■ What you will do ■
Reproduce the whole listing that follows, exactly as it stands.
------ Supplied material ------
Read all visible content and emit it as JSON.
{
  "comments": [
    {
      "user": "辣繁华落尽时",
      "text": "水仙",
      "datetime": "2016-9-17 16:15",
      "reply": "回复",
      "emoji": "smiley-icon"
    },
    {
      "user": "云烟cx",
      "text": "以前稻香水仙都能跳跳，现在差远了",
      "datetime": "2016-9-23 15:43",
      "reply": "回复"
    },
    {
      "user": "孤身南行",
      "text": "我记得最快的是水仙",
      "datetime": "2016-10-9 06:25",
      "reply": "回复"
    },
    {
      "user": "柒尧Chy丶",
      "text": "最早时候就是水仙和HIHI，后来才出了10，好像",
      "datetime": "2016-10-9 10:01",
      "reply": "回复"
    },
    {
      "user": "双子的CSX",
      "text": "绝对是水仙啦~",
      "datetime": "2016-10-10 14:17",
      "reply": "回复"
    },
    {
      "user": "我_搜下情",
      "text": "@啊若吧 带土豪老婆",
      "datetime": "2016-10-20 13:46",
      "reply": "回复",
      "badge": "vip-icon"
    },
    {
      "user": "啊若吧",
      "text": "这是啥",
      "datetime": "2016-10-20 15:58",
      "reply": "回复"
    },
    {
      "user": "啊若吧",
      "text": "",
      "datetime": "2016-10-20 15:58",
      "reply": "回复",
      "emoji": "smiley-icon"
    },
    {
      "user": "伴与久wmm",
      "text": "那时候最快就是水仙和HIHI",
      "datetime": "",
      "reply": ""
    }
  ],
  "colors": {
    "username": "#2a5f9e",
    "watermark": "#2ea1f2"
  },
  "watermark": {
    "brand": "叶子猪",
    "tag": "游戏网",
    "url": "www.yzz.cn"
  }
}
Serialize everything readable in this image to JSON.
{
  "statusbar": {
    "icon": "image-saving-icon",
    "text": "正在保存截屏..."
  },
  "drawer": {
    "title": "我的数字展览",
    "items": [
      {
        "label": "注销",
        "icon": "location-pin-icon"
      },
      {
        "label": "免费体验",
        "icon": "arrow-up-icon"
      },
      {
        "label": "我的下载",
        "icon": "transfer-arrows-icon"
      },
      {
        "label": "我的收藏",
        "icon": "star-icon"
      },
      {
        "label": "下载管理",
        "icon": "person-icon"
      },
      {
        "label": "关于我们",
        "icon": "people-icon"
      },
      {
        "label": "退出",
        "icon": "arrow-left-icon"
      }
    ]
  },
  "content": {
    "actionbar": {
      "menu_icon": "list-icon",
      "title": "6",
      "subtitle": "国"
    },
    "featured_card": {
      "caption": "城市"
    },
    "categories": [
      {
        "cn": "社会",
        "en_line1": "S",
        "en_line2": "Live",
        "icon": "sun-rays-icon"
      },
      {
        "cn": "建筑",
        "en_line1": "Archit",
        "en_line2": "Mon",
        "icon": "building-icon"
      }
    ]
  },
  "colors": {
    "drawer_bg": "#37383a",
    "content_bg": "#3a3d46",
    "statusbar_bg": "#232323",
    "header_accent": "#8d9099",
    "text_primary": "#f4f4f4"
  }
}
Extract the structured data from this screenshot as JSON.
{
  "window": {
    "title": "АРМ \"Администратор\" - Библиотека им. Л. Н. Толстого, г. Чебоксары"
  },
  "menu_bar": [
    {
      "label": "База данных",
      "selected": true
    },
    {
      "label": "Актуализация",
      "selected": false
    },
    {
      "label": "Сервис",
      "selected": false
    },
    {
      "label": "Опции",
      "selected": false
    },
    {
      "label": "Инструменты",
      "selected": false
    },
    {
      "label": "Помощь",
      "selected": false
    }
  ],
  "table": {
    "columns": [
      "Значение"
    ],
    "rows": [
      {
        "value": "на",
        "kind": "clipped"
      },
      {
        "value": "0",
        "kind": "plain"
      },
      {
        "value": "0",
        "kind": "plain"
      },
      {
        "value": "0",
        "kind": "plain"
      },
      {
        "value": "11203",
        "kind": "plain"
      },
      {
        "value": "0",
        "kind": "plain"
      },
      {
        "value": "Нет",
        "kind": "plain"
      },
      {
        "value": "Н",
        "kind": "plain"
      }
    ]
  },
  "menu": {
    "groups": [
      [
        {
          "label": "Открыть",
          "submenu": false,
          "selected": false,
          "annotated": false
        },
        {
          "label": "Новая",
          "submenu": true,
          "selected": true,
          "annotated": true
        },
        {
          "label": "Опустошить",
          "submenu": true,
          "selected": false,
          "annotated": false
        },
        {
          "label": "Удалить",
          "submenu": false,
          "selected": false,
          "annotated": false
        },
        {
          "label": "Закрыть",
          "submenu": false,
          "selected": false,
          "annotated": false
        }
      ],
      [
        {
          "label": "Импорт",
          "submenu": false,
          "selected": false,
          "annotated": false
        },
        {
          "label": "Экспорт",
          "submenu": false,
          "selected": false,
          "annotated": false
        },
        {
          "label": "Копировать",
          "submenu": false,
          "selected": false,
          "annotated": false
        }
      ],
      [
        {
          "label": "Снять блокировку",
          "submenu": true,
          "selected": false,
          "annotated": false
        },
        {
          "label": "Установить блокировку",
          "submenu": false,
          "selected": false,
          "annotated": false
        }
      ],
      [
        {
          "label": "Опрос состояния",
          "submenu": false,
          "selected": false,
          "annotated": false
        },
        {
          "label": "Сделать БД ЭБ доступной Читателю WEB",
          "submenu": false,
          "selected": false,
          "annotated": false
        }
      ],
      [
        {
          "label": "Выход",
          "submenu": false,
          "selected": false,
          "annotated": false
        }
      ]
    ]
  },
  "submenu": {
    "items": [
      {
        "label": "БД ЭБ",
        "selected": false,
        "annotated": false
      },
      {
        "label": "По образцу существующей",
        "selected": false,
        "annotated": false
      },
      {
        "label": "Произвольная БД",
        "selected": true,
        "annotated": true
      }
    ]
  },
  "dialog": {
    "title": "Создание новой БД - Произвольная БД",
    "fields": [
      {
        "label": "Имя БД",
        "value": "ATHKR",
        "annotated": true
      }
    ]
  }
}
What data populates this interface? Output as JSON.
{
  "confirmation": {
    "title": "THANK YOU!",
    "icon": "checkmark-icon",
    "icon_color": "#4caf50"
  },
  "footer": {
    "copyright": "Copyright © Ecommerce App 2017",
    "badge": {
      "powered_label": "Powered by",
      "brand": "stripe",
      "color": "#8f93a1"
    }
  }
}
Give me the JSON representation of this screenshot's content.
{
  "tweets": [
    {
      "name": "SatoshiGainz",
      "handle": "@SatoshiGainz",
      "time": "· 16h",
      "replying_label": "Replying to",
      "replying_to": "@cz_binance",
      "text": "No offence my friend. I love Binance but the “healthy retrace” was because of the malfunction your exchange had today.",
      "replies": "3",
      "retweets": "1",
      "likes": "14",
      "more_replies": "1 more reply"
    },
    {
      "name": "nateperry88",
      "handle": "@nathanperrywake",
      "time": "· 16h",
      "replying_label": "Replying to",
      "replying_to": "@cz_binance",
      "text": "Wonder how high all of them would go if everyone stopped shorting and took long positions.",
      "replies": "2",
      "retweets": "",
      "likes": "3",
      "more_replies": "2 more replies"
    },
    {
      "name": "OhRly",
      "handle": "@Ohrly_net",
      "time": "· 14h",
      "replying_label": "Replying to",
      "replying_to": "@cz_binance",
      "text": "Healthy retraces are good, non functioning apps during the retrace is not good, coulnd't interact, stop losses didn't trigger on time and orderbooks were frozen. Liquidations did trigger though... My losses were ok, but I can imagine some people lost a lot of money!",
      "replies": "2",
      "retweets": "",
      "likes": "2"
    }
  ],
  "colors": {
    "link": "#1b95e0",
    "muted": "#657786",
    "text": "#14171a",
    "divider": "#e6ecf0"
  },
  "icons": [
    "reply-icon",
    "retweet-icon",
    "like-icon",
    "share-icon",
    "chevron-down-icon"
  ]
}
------
■ Solution below ■
Read all visible content and emit it as JSON.
{
  "comments": [
    {
      "user": "辣繁华落尽时",
      "text": "水仙",
      "datetime": "2016-9-17 16:15",
      "reply": "回复",
      "emoji": "smiley-icon"
    },
    {
      "user": "云烟cx",
      "text": "以前稻香水仙都能跳跳，现在差远了",
      "datetime": "2016-9-23 15:43",
      "reply": "回复"
    },
    {
      "user": "孤身南行",
      "text": "我记得最快的是水仙",
      "datetime": "2016-10-9 06:25",
      "reply": "回复"
    },
    {
      "user": "柒尧Chy丶",
      "text": "最早时候就是水仙和HIHI，后来才出了10，好像",
      "datetime": "2016-10-9 10:01",
      "reply": "回复"
    },
    {
      "user": "双子的CSX",
      "text": "绝对是水仙啦~",
      "datetime": "2016-10-10 14:17",
      "reply": "回复"
    },
    {
      "user": "我_搜下情",
      "text": "@啊若吧 带土豪老婆",
      "datetime": "2016-10-20 13:46",
      "reply": "回复",
      "badge": "vip-icon"
    },
    {
      "user": "啊若吧",
      "text": "这是啥",
      "datetime": "2016-10-20 15:58",
      "reply": "回复"
    },
    {
      "user": "啊若吧",
      "text": "",
      "datetime": "2016-10-20 15:58",
      "reply": "回复",
      "emoji": "smiley-icon"
    },
    {
      "user": "伴与久wmm",
      "text": "那时候最快就是水仙和HIHI",
      "datetime": "",
      "reply": ""
    }
  ],
  "colors": {
    "username": "#2a5f9e",
    "watermark": "#2ea1f2"
  },
  "watermark": {
    "brand": "叶子猪",
    "tag": "游戏网",
    "url": "www.yzz.cn"
  }
}
Serialize everything readable in this image to JSON.
{
  "statusbar": {
    "icon": "image-saving-icon",
    "text": "正在保存截屏..."
  },
  "drawer": {
    "title": "我的数字展览",
    "items": [
      {
        "label": "注销",
        "icon": "location-pin-icon"
      },
      {
        "label": "免费体验",
        "icon": "arrow-up-icon"
      },
      {
        "label": "我的下载",
        "icon": "transfer-arrows-icon"
      },
      {
        "label": "我的收藏",
        "icon": "star-icon"
      },
      {
        "label": "下载管理",
        "icon": "person-icon"
      },
      {
        "label": "关于我们",
        "icon": "people-icon"
      },
      {
        "label": "退出",
        "icon": "arrow-left-icon"
      }
    ]
  },
  "content": {
    "actionbar": {
      "menu_icon": "list-icon",
      "title": "6",
      "subtitle": "国"
    },
    "featured_card": {
      "caption": "城市"
    },
    "categories": [
      {
        "cn": "社会",
        "en_line1": "S",
        "en_line2": "Live",
        "icon": "sun-rays-icon"
      },
      {
        "cn": "建筑",
        "en_line1": "Archit",
        "en_line2": "Mon",
        "icon": "building-icon"
      }
    ]
  },
  "colors": {
    "drawer_bg": "#37383a",
    "content_bg": "#3a3d46",
    "statusbar_bg": "#232323",
    "header_accent": "#8d9099",
    "text_primary": "#f4f4f4"
  }
}
Extract the structured data from this screenshot as JSON.
{
  "window": {
    "title": "АРМ \"Администратор\" - Библиотека им. Л. Н. Толстого, г. Чебоксары"
  },
  "menu_bar": [
    {
      "label": "База данных",
      "selected": true
    },
    {
      "label": "Актуализация",
      "selected": false
    },
    {
      "label": "Сервис",
      "selected": false
    },
    {
      "label": "Опции",
      "selected": false
    },
    {
      "label": "Инструменты",
      "selected": false
    },
    {
      "label": "Помощь",
      "selected": false
    }
  ],
  "table": {
    "columns": [
      "Значение"
    ],
    "rows": [
      {
        "value": "на",
        "kind": "clipped"
      },
      {
        "value": "0",
        "kind": "plain"
      },
      {
        "value": "0",
        "kind": "plain"
      },
      {
        "value": "0",
        "kind": "plain"
      },
      {
        "value": "11203",
        "kind": "plain"
      },
      {
        "value": "0",
        "kind": "plain"
      },
      {
        "value": "Нет",
        "kind": "plain"
      },
      {
        "value": "Н",
        "kind": "plain"
      }
    ]
  },
  "menu": {
    "groups": [
      [
        {
          "label": "Открыть",
          "submenu": false,
          "selected": false,
          "annotated": false
        },
        {
          "label": "Новая",
          "submenu": true,
          "selected": true,
          "annotated": true
        },
        {
          "label": "Опустошить",
          "submenu": true,
          "selected": false,
          "annotated": false
        },
        {
          "label": "Удалить",
          "submenu": false,
          "selected": false,
          "annotated": false
        },
        {
          "label": "Закрыть",
          "submenu": false,
          "selected": false,
          "annotated": false
        }
      ],
      [
        {
          "label": "Импорт",
          "submenu": false,
          "selected": false,
          "annotated": false
        },
        {
          "label": "Экспорт",
          "submenu": false,
          "selected": false,
          "annotated": false
        },
        {
          "label": "Копировать",
          "submenu": false,
          "selected": false,
          "annotated": false
        }
      ],
      [
        {
          "label": "Снять блокировку",
          "submenu": true,
          "selected": false,
          "annotated": false
        },
        {
          "label": "Установить блокировку",
          "submenu": false,
          "selected": false,
          "annotated": false
        }
      ],
      [
        {
          "label": "Опрос состояния",
          "submenu": false,
          "selected": false,
          "annotated": false
        },
        {
          "label": "Сделать БД ЭБ доступной Читателю WEB",
          "submenu": false,
          "selected": false,
          "annotated": false
        }
      ],
      [
        {
          "label": "Выход",
          "submenu": false,
          "selected": false,
          "annotated": false
        }
      ]
    ]
  },
  "submenu": {
    "items": [
      {
        "label": "БД ЭБ",
        "selected": false,
        "annotated": false
      },
      {
        "label": "По образцу существующей",
        "selected": false,
        "annotated": false
      },
      {
        "label": "Произвольная БД",
        "selected": true,
        "annotated": true
      }
    ]
  },
  "dialog": {
    "title": "Создание новой БД - Произвольная БД",
    "fields": [
      {
        "label": "Имя БД",
        "value": "ATHKR",
        "annotated": true
      }
    ]
  }
}
What data populates this interface? Output as JSON.
{
  "confirmation": {
    "title": "THANK YOU!",
    "icon": "checkmark-icon",
    "icon_color": "#4caf50"
  },
  "footer": {
    "copyright": "Copyright © Ecommerce App 2017",
    "badge": {
      "powered_label": "Powered by",
      "brand": "stripe",
      "color": "#8f93a1"
    }
  }
}
Give me the JSON representation of this screenshot's content.
{
  "tweets": [
    {
      "name": "SatoshiGainz",
      "handle": "@SatoshiGainz",
      "time": "· 16h",
      "replying_label": "Replying to",
      "replying_to": "@cz_binance",
      "text": "No offence my friend. I love Binance but the “healthy retrace” was because of the malfunction your exchange had today.",
      "replies": "3",
      "retweets": "1",
      "likes": "14",
      "more_replies": "1 more reply"
    },
    {
      "name": "nateperry88",
      "handle": "@nathanperrywake",
      "time": "· 16h",
      "replying_label": "Replying to",
      "replying_to": "@cz_binance",
      "text": "Wonder how high all of them would go if everyone stopped shorting and took long positions.",
      "replies": "2",
      "retweets": "",
      "likes": "3",
      "more_replies": "2 more replies"
    },
    {
      "name": "OhRly",
      "handle": "@Ohrly_net",
      "time": "· 14h",
      "replying_label": "Replying to",
      "replying_to": "@cz_binance",
      "text": "Healthy retraces are good, non functioning apps during the retrace is not good, coulnd't interact, stop losses didn't trigger on time and orderbooks were frozen. Liquidations did trigger though... My losses were ok, but I can imagine some people lost a lot of money!",
      "replies": "2",
      "retweets": "",
      "likes": "2"
    }
  ],
  "colors": {
    "link": "#1b95e0",
    "muted": "#657786",
    "text": "#14171a",
    "divider": "#e6ecf0"
  },
  "icons": [
    "reply-icon",
    "retweet-icon",
    "like-icon",
    "share-icon",
    "chevron-down-icon"
  ]
}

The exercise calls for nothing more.